• _Exercise prompt_
For this exercise, an exact copy is needed of only the lines from the one containing "Convert this screenshot" through the end of the data, with pictures left out.

━━━━━ Data shown ━━━━━

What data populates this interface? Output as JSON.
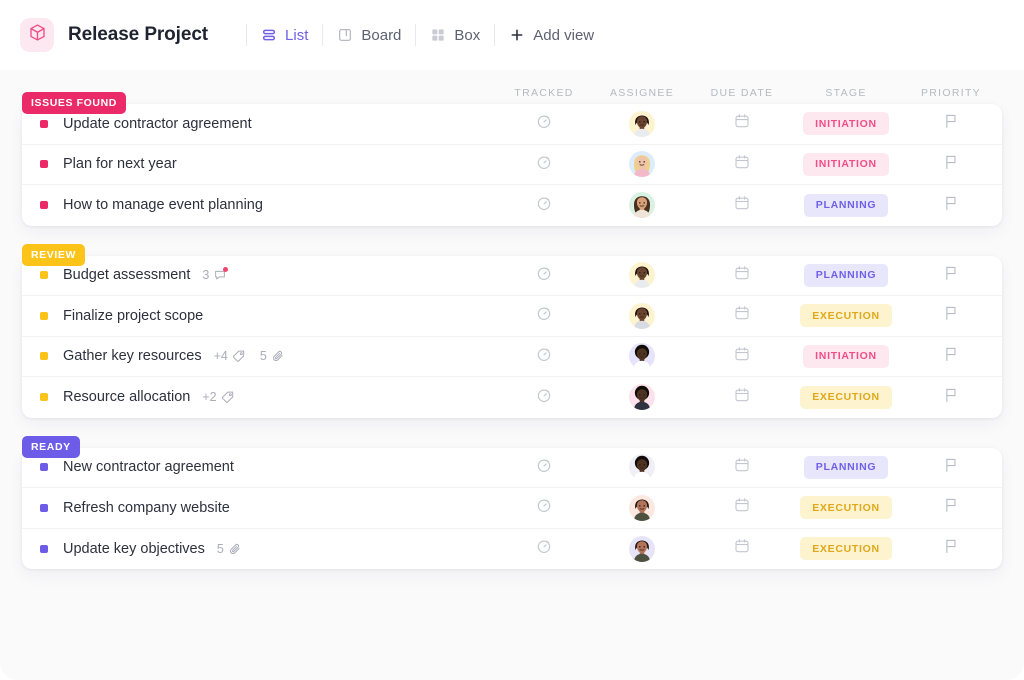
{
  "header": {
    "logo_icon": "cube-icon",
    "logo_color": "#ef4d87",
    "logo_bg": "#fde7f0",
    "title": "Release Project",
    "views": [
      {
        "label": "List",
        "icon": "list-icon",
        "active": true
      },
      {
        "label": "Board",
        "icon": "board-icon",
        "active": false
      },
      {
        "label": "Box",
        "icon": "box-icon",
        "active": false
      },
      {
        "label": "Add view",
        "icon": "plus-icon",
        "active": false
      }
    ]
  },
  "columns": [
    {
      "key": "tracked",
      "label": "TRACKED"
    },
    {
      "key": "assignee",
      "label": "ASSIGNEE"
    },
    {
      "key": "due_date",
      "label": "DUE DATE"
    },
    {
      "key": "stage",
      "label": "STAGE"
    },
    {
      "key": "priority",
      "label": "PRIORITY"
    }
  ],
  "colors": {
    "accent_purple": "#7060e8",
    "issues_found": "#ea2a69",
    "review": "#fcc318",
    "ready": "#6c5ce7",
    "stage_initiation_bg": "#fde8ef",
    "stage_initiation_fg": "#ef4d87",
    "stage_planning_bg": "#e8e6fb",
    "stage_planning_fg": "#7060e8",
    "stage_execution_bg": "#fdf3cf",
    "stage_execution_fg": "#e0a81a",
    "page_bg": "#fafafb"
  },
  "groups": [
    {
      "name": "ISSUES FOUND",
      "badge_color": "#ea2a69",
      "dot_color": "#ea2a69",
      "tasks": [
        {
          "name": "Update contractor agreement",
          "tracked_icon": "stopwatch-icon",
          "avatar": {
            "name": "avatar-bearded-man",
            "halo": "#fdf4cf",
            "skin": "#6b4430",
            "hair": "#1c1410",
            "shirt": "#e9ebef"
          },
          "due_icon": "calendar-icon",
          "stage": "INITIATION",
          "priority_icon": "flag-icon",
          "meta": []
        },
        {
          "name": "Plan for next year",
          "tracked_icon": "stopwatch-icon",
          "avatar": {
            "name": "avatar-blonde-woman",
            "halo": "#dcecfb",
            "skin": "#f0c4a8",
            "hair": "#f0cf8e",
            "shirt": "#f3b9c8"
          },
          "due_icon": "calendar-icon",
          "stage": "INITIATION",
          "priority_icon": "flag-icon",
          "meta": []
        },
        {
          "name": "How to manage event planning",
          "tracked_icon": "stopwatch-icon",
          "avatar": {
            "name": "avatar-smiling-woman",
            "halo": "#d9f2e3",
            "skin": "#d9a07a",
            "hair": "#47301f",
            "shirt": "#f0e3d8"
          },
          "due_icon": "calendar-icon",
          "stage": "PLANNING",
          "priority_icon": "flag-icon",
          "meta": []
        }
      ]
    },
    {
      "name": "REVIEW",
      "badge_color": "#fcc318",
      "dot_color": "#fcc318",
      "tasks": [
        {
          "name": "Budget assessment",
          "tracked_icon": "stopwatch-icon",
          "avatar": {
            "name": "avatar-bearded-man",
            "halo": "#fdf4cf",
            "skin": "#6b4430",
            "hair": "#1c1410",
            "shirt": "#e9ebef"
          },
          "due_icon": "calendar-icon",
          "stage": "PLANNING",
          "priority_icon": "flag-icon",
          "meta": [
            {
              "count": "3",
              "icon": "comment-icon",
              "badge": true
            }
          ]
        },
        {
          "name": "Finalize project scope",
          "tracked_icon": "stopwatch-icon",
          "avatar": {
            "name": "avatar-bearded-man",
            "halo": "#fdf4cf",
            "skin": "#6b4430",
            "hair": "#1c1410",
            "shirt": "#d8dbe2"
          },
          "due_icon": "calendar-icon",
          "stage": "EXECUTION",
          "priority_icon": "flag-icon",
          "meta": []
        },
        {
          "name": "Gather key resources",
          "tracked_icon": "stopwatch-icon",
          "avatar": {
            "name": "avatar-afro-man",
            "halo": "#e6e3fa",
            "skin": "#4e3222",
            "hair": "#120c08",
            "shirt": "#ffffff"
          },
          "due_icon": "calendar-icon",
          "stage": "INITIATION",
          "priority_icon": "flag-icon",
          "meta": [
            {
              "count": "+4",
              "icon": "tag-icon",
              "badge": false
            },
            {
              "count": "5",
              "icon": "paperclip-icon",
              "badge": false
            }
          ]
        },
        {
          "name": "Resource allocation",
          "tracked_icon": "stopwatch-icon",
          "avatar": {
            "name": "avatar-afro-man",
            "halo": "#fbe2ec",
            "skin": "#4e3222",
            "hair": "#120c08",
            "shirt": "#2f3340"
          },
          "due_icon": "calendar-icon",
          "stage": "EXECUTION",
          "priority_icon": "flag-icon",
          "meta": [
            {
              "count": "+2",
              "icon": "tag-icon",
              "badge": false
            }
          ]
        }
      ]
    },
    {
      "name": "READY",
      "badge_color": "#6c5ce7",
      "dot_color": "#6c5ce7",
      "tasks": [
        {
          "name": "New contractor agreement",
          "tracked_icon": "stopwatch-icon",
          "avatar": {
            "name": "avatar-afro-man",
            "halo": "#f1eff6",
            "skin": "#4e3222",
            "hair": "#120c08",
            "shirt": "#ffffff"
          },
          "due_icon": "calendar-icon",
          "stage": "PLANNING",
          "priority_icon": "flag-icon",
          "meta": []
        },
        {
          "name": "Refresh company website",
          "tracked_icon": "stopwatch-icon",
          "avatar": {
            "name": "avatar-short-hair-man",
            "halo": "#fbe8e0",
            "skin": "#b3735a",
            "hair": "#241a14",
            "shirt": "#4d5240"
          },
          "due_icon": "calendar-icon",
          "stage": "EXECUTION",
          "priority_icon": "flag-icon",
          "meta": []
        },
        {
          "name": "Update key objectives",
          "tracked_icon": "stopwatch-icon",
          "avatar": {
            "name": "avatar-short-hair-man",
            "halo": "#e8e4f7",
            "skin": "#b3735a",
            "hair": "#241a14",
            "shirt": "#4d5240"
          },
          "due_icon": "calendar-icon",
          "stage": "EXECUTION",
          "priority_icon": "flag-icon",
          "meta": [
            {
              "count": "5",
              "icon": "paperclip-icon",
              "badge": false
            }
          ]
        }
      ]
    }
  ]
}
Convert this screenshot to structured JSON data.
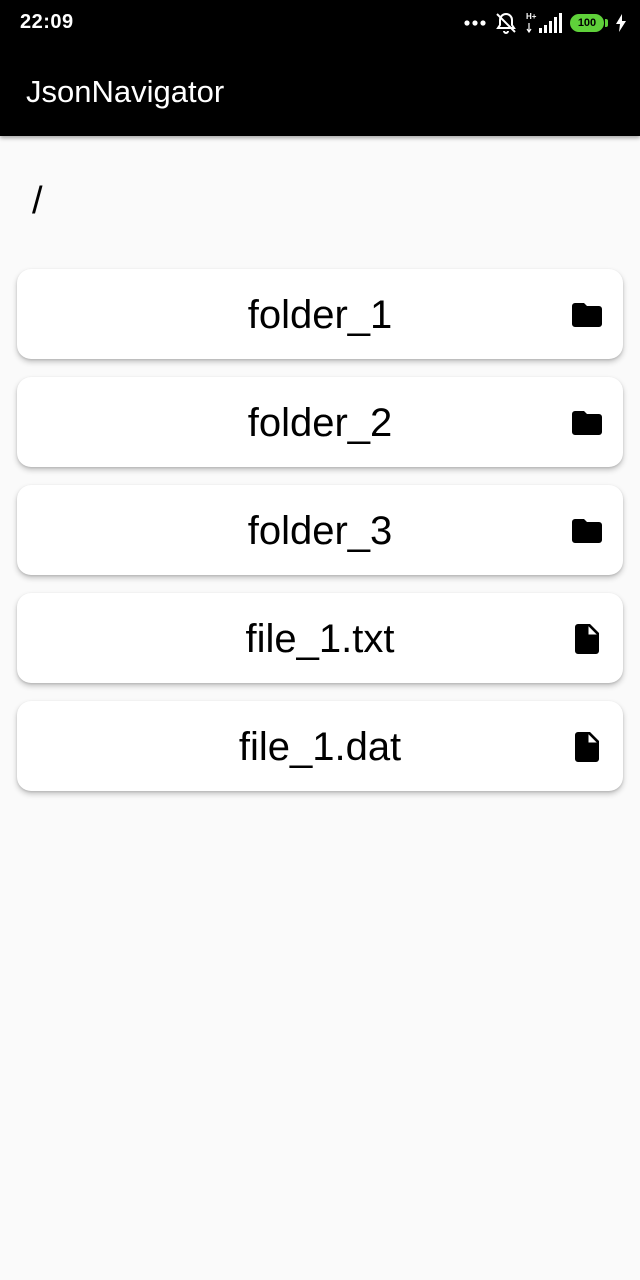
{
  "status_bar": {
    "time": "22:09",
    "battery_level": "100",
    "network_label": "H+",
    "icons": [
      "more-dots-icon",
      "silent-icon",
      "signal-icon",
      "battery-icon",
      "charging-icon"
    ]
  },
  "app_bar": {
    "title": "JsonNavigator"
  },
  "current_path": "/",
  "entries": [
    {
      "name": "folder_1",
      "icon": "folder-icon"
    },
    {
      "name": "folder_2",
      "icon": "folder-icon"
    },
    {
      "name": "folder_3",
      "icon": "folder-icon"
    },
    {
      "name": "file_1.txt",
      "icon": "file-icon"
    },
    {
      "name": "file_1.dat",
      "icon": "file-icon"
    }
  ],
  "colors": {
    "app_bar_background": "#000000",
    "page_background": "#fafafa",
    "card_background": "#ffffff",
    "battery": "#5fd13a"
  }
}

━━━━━

• _Solution to the exercise_
Convert this screenshot to structured JSON data.
{
  "status_bar": {
    "time": "22:09",
    "battery_level": "100",
    "network_label": "H+",
    "icons": [
      "more-dots-icon",
      "silent-icon",
      "signal-icon",
      "battery-icon",
      "charging-icon"
    ]
  },
  "app_bar": {
    "title": "JsonNavigator"
  },
  "current_path": "/",
  "entries": [
    {
      "name": "folder_1",
      "icon": "folder-icon"
    },
    {
      "name": "folder_2",
      "icon": "folder-icon"
    },
    {
      "name": "folder_3",
      "icon": "folder-icon"
    },
    {
      "name": "file_1.txt",
      "icon": "file-icon"
    },
    {
      "name": "file_1.dat",
      "icon": "file-icon"
    }
  ],
  "colors": {
    "app_bar_background": "#000000",
    "page_background": "#fafafa",
    "card_background": "#ffffff",
    "battery": "#5fd13a"
  }
}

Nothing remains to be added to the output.